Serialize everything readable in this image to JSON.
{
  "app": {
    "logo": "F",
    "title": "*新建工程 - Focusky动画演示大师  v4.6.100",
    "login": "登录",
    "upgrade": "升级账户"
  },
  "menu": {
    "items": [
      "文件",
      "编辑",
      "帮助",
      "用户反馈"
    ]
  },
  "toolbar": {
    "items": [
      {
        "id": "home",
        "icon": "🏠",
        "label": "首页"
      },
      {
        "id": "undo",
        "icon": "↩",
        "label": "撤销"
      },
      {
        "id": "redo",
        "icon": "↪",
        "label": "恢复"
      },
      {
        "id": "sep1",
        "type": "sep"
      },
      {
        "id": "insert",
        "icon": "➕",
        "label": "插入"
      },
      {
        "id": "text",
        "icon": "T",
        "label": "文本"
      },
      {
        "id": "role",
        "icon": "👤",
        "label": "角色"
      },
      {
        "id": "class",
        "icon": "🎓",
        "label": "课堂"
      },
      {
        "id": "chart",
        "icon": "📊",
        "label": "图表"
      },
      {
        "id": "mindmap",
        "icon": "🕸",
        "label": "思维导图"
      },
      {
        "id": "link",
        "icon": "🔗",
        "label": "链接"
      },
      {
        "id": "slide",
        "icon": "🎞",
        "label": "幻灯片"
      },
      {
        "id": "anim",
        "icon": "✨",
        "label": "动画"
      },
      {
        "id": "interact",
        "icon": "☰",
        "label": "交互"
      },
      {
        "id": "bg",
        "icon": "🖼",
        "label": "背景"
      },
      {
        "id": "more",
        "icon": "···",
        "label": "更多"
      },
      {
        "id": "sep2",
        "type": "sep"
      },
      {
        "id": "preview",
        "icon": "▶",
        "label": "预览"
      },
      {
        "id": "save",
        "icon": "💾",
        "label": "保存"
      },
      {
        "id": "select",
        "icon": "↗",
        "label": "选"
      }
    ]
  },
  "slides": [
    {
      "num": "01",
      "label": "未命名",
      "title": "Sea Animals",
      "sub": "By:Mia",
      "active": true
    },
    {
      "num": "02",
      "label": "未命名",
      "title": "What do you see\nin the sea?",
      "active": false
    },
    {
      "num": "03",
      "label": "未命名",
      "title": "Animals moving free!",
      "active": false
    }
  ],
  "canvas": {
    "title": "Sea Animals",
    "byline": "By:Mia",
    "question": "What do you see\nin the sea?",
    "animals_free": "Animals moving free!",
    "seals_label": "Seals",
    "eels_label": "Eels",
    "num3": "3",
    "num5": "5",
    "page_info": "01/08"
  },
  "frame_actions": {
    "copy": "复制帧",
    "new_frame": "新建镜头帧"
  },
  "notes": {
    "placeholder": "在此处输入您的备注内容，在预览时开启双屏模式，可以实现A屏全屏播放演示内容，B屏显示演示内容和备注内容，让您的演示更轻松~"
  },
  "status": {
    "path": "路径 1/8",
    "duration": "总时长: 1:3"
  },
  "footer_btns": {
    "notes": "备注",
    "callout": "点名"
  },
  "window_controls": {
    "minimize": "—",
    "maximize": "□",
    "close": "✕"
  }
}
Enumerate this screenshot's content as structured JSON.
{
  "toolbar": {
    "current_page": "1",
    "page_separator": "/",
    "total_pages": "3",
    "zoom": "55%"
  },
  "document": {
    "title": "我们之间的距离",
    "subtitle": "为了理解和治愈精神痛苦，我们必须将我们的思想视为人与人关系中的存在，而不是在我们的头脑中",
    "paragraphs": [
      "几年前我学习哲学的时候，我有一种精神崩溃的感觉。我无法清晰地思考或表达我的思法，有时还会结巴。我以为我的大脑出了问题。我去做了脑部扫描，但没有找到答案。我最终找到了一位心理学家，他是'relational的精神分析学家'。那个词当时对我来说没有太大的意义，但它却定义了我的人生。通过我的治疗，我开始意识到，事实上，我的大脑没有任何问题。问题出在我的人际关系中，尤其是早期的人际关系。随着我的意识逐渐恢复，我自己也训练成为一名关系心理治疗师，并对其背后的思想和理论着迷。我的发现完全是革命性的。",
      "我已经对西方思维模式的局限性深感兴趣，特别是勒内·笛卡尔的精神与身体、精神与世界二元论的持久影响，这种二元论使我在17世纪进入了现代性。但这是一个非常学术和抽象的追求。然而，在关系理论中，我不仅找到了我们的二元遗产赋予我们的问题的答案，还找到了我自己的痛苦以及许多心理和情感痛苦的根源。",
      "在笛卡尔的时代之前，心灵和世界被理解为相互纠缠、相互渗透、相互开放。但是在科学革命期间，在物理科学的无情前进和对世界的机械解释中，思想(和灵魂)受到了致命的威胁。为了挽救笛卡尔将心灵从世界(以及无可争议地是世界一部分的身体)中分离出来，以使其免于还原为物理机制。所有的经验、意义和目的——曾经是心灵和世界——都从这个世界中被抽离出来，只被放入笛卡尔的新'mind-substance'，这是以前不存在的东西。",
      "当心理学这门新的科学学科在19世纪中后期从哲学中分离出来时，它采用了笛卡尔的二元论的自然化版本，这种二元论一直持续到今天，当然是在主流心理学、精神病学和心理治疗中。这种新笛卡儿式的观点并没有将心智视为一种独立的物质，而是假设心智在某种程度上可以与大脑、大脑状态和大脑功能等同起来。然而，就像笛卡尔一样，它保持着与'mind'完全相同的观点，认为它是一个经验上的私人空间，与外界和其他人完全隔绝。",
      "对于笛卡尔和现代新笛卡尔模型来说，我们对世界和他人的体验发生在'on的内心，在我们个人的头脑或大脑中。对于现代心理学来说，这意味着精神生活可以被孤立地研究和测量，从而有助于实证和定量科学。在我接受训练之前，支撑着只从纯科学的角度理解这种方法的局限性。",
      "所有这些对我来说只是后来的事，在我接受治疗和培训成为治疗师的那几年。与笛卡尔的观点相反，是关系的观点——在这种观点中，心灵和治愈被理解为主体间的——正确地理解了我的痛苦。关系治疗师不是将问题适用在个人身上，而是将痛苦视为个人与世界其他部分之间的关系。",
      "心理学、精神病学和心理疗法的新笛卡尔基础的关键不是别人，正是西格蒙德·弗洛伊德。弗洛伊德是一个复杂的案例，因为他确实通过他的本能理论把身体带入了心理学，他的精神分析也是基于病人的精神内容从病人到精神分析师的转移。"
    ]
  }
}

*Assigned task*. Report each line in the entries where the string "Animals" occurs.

*Answer below*.
      "title": "Sea Animals",
      "title": "Animals moving free!",
    "title": "Sea Animals",
    "animals_free": "Animals moving free!",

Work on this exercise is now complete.